It is possible that our disinterest is due to the commonality of the practice. Pharmaceutical companies have been doing this for years and are protected by the complexities of the legal side of pharmaceutical development. This is mainly because of the FDA. The Food and Drug Administration in America has the authority to control inflated pricing of drugs and profiteering from this exploitation, but they choose not to. In some cases, the actions of the FDA itself will induce price hikes. When the FDA granted KV Pharmaceutical exclusive development rights to the drug Makena, a medication meant to prevent premature deaths, it allowed the company to keep competitors out for seven years. KV Pharmaceutical then increased the price of the drug from $250 for full treatment to $25,000. Part of the problem tied into the FDA’s practices is not only what they choose not to do, but the slow pace of their intended purpose. Currently, the FDA is responsible for approving generic drugs as equivalent to their branded, more expensive alternatives. The backlog on this process is in the thousands by now. In 2014’s fiscal year, not one of the 1,600 generic drugs submitted to the FDA were approved. The FDA can expedite applications for certain generics that would help with drug shortages, but even with the assistance, approval could take up to 12 months. If the FDA will not regulate the price of pharmaceutical drugs, there are two options in the meantime. They could compound certain drugs, like the situation I described above in response to Turing’s price hike. The FDA allowed Imprimis to create a specially formulated drug at a much lower price. The FDA could also allow temporary importation of drugs that are available at a less costly price overseas. So far, little has indicated the FDA’s interest in either option, but hope remains. If the FDA would act on price regulation, they could have a huge impact on the availability of essential medicines.

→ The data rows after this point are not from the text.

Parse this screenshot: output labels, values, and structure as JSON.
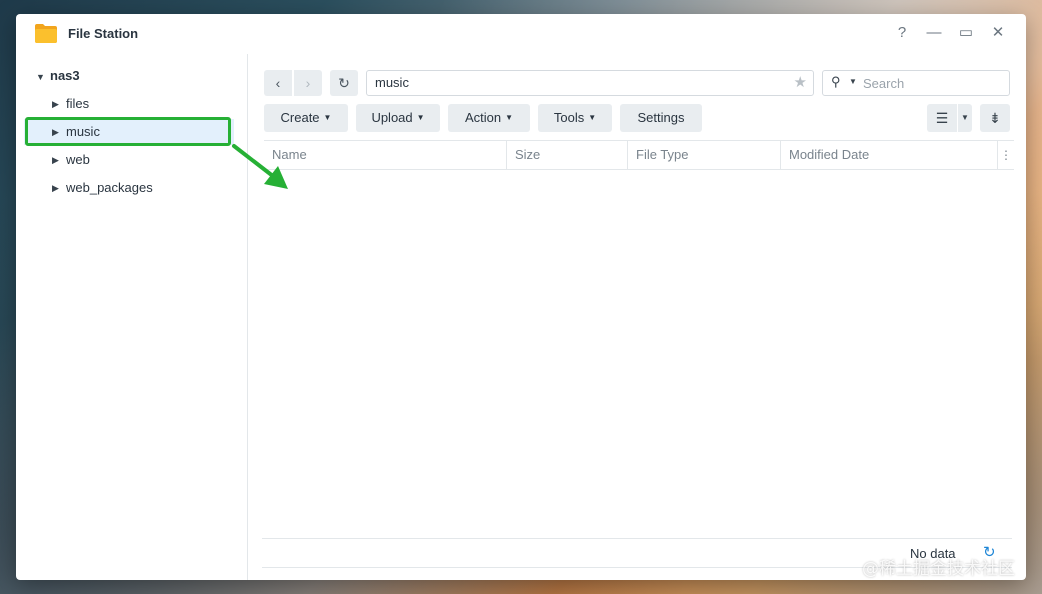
{
  "window": {
    "title": "File Station",
    "controls": {
      "help": "?",
      "minimize": "—",
      "maximize": "▭",
      "close": "✕"
    }
  },
  "sidebar": {
    "root": "nas3",
    "items": [
      {
        "label": "files"
      },
      {
        "label": "music",
        "selected": true
      },
      {
        "label": "web"
      },
      {
        "label": "web_packages"
      }
    ]
  },
  "toolbar": {
    "path": "music",
    "search_placeholder": "Search",
    "buttons": [
      "Create",
      "Upload",
      "Action",
      "Tools",
      "Settings"
    ]
  },
  "grid": {
    "columns": [
      "Name",
      "Size",
      "File Type",
      "Modified Date"
    ]
  },
  "status": {
    "text": "No data"
  },
  "watermark": "@稀土掘金技术社区",
  "colors": {
    "highlight": "#26b035",
    "selected_bg": "#e3f0fc",
    "accent": "#1f86d6"
  }
}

Perhaps that will be necessary as the future of pharmaceutical exploitation becomes more apparent. Let’s return to the case of Martin Shkreli. For all the bad things he’s done, there is one positive takeaway that he left with us, and that is awareness. He shined a light on pharmaceutical exploitation in America with his antics, and perhaps that light will not be quick to fade. Now that we’ve witnessed such an exemplary situation of price gouging gone wrong, perhaps the government and its agencies will enact some legislation to control this practice. It may not be immediate, but it has the potential to happen.

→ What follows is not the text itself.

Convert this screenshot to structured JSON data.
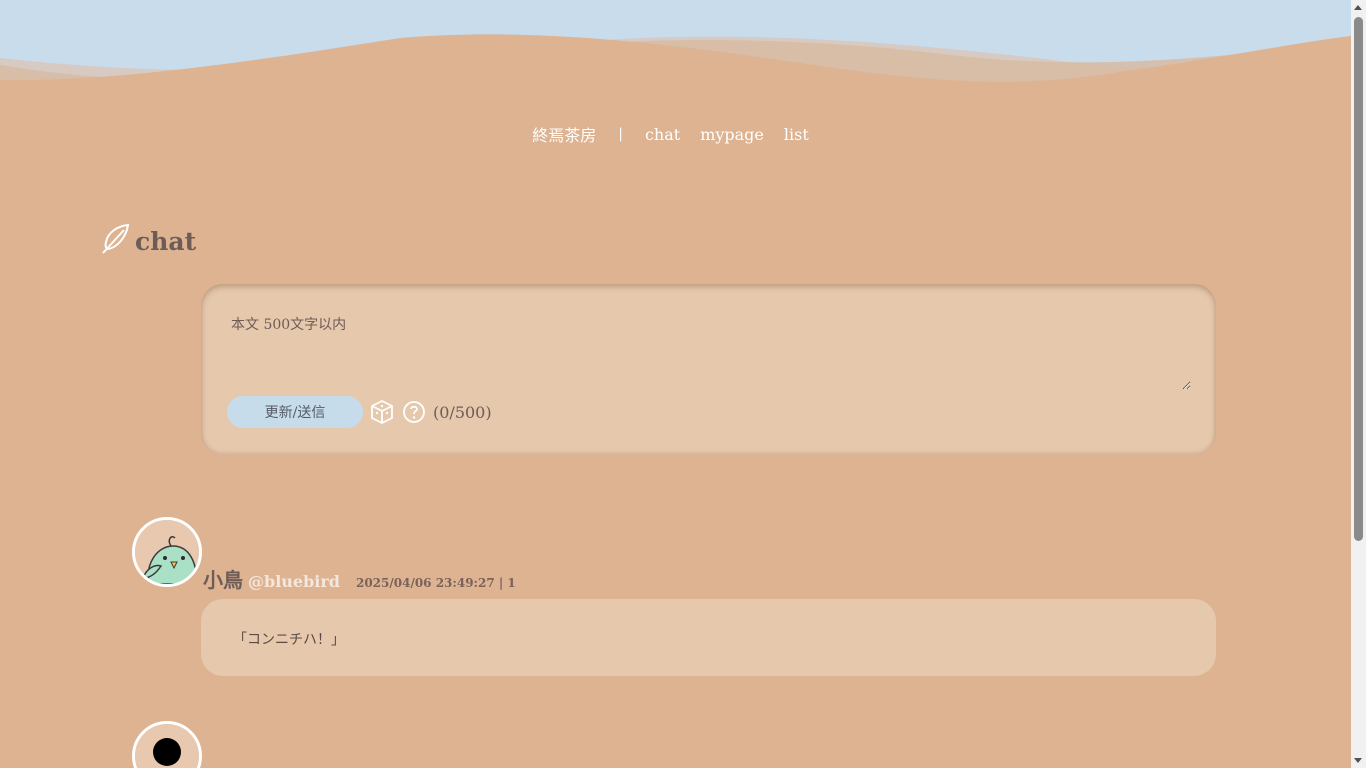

The problems tied into the fabric of this unfortunate practice is also the foundation of our country. Pharmaceuticals have become a for-profit agency with protection from competition. It is the profit that draws up the prices for these big pharma companies, many of which are controlled by investors that are already rich by some other enterprise. Introducing drug regulation would undercut the profits to be gained by pharmaceutical development, though it would help the majority of Americans to acquire the drugs that they need. Is this going to happen easily? Like all matters that are inherently political in nature—and this decision certainly is—no, it will not. But hopefully, something can be done here that will positively affect this industry and the people that are affected by it. Hopefully, and this is a truly hopeful statement, some level of harmony can be reached, and the prices of life-saving medication can be affordable for years to come.

Comments

comments

Profile photo of DEVON TREVATHAN